**Your objective:** Give back every entry, exactly as written.

**Dataset content:**
__________
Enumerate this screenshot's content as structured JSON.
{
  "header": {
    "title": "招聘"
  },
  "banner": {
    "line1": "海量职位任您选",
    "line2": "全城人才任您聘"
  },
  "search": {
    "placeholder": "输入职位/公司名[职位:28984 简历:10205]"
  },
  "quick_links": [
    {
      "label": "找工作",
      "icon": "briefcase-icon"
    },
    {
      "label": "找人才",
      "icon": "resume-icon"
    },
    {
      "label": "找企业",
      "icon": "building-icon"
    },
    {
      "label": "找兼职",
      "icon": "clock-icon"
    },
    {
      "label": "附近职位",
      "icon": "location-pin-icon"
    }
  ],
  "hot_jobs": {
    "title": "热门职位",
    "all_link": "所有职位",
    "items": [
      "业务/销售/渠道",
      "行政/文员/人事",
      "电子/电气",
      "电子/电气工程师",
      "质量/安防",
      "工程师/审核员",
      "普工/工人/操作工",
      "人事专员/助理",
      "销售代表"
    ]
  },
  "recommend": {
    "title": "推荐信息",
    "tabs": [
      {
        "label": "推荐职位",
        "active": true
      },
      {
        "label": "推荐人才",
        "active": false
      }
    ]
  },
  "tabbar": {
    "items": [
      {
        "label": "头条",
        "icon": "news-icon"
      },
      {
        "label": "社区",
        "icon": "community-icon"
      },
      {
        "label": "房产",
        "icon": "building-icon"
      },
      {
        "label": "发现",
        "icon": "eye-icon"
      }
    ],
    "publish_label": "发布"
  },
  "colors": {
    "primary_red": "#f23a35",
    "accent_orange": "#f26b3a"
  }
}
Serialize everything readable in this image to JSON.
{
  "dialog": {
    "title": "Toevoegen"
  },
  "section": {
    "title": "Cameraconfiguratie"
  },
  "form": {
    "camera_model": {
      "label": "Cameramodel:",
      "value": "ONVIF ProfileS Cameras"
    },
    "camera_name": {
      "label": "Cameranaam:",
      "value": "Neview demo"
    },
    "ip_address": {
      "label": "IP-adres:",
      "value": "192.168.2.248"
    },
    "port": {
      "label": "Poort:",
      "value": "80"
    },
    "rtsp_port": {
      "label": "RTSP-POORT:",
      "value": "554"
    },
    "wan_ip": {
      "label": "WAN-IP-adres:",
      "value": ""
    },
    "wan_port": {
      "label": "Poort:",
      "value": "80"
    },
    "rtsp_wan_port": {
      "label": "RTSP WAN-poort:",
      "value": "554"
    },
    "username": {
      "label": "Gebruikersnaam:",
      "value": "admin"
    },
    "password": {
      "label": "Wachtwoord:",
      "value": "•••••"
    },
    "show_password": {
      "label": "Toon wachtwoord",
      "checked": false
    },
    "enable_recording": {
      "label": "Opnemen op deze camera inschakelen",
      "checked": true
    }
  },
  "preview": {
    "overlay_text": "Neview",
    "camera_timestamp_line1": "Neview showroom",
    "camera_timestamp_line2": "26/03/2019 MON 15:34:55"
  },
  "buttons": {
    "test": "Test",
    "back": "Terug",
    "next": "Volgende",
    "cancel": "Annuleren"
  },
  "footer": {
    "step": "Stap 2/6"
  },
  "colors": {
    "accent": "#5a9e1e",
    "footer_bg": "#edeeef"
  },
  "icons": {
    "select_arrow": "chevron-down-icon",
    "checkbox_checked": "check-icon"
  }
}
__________
**Task answer:**
Enumerate this screenshot's content as structured JSON.
{
  "header": {
    "title": "招聘"
  },
  "banner": {
    "line1": "海量职位任您选",
    "line2": "全城人才任您聘"
  },
  "search": {
    "placeholder": "输入职位/公司名[职位:28984 简历:10205]"
  },
  "quick_links": [
    {
      "label": "找工作",
      "icon": "briefcase-icon"
    },
    {
      "label": "找人才",
      "icon": "resume-icon"
    },
    {
      "label": "找企业",
      "icon": "building-icon"
    },
    {
      "label": "找兼职",
      "icon": "clock-icon"
    },
    {
      "label": "附近职位",
      "icon": "location-pin-icon"
    }
  ],
  "hot_jobs": {
    "title": "热门职位",
    "all_link": "所有职位",
    "items": [
      "业务/销售/渠道",
      "行政/文员/人事",
      "电子/电气",
      "电子/电气工程师",
      "质量/安防",
      "工程师/审核员",
      "普工/工人/操作工",
      "人事专员/助理",
      "销售代表"
    ]
  },
  "recommend": {
    "title": "推荐信息",
    "tabs": [
      {
        "label": "推荐职位",
        "active": true
      },
      {
        "label": "推荐人才",
        "active": false
      }
    ]
  },
  "tabbar": {
    "items": [
      {
        "label": "头条",
        "icon": "news-icon"
      },
      {
        "label": "社区",
        "icon": "community-icon"
      },
      {
        "label": "房产",
        "icon": "building-icon"
      },
      {
        "label": "发现",
        "icon": "eye-icon"
      }
    ],
    "publish_label": "发布"
  },
  "colors": {
    "primary_red": "#f23a35",
    "accent_orange": "#f26b3a"
  }
}
Serialize everything readable in this image to JSON.
{
  "dialog": {
    "title": "Toevoegen"
  },
  "section": {
    "title": "Cameraconfiguratie"
  },
  "form": {
    "camera_model": {
      "label": "Cameramodel:",
      "value": "ONVIF ProfileS Cameras"
    },
    "camera_name": {
      "label": "Cameranaam:",
      "value": "Neview demo"
    },
    "ip_address": {
      "label": "IP-adres:",
      "value": "192.168.2.248"
    },
    "port": {
      "label": "Poort:",
      "value": "80"
    },
    "rtsp_port": {
      "label": "RTSP-POORT:",
      "value": "554"
    },
    "wan_ip": {
      "label": "WAN-IP-adres:",
      "value": ""
    },
    "wan_port": {
      "label": "Poort:",
      "value": "80"
    },
    "rtsp_wan_port": {
      "label": "RTSP WAN-poort:",
      "value": "554"
    },
    "username": {
      "label": "Gebruikersnaam:",
      "value": "admin"
    },
    "password": {
      "label": "Wachtwoord:",
      "value": "•••••"
    },
    "show_password": {
      "label": "Toon wachtwoord",
      "checked": false
    },
    "enable_recording": {
      "label": "Opnemen op deze camera inschakelen",
      "checked": true
    }
  },
  "preview": {
    "overlay_text": "Neview",
    "camera_timestamp_line1": "Neview showroom",
    "camera_timestamp_line2": "26/03/2019 MON 15:34:55"
  },
  "buttons": {
    "test": "Test",
    "back": "Terug",
    "next": "Volgende",
    "cancel": "Annuleren"
  },
  "footer": {
    "step": "Stap 2/6"
  },
  "colors": {
    "accent": "#5a9e1e",
    "footer_bg": "#edeeef"
  },
  "icons": {
    "select_arrow": "chevron-down-icon",
    "checkbox_checked": "check-icon"
  }
}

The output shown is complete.